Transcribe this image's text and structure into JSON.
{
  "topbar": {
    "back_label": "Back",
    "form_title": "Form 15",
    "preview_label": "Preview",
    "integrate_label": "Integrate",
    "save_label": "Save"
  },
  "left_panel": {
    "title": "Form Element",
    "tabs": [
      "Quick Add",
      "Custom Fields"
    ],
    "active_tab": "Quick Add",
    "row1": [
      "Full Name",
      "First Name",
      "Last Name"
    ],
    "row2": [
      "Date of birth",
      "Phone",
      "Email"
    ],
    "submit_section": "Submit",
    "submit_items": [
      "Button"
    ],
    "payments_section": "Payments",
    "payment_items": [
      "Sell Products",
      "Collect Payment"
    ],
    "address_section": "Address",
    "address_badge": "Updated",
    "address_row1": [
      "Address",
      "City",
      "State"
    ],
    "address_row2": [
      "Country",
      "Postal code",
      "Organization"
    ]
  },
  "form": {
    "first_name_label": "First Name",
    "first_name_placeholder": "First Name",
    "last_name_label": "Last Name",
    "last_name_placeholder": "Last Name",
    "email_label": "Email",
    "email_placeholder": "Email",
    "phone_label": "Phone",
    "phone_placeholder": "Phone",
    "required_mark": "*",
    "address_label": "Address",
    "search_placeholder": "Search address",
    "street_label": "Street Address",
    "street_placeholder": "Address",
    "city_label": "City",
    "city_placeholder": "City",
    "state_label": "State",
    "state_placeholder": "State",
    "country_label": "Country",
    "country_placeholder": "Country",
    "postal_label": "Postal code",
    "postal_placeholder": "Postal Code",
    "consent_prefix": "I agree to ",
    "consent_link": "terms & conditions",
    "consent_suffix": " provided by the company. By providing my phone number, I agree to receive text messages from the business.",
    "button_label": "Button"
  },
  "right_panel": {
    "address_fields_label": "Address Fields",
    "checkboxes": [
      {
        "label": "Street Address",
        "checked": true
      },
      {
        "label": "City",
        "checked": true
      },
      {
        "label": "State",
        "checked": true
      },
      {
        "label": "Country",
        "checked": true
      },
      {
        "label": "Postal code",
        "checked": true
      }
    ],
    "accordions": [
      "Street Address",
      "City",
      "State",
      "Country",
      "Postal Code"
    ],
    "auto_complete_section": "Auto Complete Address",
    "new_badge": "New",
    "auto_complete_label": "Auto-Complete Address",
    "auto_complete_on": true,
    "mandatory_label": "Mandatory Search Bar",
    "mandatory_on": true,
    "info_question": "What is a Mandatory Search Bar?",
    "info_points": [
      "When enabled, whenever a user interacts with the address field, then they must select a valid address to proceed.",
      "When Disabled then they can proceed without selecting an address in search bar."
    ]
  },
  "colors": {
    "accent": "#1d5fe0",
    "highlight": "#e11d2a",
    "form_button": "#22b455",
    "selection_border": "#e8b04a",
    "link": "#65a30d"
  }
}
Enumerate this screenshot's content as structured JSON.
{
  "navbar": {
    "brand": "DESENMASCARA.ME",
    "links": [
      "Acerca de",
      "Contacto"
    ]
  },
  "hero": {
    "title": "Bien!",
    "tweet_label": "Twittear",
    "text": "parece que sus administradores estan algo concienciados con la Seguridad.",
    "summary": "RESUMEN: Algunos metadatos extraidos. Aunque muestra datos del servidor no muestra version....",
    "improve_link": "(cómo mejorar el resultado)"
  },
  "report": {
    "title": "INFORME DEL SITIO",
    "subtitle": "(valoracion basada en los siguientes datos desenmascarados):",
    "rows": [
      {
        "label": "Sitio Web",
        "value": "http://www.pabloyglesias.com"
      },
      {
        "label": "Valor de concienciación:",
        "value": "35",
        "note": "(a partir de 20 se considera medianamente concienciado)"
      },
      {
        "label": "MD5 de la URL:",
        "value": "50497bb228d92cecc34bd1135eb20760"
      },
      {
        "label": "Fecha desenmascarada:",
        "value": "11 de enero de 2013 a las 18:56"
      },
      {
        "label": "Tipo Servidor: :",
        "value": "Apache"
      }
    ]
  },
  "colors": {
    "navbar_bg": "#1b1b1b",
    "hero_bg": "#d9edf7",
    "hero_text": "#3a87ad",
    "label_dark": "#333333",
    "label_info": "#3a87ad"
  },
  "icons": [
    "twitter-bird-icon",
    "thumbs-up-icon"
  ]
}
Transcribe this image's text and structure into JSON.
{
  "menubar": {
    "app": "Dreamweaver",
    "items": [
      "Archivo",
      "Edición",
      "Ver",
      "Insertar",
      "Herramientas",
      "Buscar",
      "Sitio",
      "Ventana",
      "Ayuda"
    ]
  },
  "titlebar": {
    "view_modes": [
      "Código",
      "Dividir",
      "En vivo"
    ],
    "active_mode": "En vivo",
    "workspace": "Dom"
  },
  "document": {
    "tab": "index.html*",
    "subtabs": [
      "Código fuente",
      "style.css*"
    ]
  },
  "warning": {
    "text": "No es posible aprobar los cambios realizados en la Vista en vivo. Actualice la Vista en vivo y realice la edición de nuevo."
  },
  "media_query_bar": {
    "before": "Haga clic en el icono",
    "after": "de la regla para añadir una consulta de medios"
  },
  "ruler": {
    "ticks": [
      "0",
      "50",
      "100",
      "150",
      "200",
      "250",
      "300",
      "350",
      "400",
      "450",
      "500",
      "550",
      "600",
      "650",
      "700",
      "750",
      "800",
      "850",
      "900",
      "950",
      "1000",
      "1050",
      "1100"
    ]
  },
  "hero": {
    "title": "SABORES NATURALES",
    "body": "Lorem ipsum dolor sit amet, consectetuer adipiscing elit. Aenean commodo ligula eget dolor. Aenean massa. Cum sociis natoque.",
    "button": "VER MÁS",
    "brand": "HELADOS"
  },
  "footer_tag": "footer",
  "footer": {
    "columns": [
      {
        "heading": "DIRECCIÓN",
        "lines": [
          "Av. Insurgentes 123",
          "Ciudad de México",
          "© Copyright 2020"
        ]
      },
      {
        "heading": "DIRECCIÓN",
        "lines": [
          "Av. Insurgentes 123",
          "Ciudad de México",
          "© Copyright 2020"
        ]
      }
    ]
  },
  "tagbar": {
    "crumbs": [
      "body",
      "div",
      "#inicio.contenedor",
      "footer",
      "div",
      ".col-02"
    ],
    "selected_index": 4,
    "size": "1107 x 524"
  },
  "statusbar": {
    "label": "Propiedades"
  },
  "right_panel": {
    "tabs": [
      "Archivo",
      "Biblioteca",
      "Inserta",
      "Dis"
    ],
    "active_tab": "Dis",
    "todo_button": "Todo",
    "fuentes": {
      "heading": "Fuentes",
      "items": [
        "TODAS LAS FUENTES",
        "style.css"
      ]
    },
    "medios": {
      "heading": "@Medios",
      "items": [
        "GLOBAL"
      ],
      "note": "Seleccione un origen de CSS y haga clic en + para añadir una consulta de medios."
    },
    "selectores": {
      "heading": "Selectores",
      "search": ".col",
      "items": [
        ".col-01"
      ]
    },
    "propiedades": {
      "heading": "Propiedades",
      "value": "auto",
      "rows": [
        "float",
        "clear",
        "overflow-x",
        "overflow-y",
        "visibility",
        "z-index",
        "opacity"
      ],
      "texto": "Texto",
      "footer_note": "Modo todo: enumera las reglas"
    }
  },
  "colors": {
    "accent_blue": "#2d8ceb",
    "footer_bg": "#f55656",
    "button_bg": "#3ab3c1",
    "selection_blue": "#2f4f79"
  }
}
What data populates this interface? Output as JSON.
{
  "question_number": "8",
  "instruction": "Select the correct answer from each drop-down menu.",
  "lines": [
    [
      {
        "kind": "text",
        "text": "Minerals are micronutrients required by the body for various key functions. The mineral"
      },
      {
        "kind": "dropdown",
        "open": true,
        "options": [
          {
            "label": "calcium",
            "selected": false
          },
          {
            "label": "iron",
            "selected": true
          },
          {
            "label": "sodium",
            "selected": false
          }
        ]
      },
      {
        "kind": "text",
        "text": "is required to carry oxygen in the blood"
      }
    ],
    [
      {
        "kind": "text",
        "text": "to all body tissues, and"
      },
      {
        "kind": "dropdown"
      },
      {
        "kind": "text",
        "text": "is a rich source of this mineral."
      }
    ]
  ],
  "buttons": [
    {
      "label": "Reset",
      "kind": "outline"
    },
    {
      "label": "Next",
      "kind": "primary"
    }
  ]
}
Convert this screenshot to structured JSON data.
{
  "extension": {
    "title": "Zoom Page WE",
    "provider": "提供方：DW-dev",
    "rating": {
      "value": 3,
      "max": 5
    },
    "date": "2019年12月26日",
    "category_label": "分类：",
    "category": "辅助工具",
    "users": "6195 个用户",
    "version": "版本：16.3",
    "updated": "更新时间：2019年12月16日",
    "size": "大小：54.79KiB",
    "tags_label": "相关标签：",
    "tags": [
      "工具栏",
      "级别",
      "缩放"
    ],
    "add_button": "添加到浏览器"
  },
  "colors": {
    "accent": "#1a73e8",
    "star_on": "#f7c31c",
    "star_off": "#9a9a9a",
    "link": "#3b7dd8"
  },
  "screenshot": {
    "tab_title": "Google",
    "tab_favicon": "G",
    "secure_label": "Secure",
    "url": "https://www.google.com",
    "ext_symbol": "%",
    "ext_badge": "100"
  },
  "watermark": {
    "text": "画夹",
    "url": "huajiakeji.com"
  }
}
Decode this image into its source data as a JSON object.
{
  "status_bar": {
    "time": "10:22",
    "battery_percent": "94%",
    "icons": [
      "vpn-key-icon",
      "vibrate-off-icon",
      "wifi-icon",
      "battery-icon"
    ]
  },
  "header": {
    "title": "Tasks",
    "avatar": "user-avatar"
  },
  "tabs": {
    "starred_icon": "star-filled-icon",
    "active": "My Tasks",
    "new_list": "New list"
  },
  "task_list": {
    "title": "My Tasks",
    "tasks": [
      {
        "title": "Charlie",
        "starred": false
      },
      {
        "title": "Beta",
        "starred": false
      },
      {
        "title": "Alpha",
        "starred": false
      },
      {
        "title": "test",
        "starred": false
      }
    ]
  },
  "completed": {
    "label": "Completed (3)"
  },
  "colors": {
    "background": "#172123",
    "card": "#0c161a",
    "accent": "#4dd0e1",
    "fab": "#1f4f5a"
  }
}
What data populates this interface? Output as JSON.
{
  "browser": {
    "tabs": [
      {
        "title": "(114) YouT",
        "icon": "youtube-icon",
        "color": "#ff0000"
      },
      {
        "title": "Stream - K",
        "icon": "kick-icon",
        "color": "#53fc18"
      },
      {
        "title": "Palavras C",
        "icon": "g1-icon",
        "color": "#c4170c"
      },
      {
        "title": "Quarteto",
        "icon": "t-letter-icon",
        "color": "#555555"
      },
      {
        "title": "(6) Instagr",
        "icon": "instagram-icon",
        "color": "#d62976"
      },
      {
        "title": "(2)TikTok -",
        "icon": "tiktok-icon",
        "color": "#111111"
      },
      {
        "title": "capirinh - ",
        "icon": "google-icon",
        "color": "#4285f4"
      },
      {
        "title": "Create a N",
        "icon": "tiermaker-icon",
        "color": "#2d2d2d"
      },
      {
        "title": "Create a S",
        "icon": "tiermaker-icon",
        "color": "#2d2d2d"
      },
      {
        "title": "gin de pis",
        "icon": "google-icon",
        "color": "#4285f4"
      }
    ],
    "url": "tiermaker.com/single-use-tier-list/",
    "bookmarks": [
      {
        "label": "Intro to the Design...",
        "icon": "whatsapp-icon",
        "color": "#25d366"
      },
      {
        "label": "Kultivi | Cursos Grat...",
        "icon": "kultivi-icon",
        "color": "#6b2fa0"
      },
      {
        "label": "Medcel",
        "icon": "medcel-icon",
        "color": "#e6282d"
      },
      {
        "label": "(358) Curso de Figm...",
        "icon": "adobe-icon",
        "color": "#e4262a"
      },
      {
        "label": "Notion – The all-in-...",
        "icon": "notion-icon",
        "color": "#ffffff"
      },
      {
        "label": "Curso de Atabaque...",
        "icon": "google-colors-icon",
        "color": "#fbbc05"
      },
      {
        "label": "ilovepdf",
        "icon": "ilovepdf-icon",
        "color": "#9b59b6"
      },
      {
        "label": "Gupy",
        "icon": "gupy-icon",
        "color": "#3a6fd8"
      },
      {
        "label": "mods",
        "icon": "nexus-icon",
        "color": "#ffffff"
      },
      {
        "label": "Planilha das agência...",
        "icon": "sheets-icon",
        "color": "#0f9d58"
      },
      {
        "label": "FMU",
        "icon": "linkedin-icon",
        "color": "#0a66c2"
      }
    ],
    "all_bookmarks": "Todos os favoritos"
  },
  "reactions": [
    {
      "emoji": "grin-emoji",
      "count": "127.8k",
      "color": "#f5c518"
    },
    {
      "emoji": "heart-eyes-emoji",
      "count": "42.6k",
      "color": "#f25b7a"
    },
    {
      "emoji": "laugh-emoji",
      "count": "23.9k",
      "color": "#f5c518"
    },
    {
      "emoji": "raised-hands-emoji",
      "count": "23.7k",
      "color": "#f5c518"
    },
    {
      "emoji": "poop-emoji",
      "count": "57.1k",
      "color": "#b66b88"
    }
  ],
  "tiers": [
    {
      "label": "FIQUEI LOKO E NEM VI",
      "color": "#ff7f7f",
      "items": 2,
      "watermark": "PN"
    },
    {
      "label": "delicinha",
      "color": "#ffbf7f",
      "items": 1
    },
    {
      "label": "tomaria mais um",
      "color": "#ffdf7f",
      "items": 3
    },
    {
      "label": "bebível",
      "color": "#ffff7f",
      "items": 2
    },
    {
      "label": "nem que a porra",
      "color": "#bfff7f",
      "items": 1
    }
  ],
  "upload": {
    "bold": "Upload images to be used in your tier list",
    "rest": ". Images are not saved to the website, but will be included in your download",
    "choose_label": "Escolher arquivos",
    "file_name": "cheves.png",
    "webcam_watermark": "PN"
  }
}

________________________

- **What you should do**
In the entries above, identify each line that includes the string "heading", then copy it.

- **Result of the exercise**
        "heading": "DIRECCIÓN",
        "heading": "DIRECCIÓN",
      "heading": "Fuentes",
      "heading": "@Medios",
      "heading": "Selectores",
      "heading": "Propiedades",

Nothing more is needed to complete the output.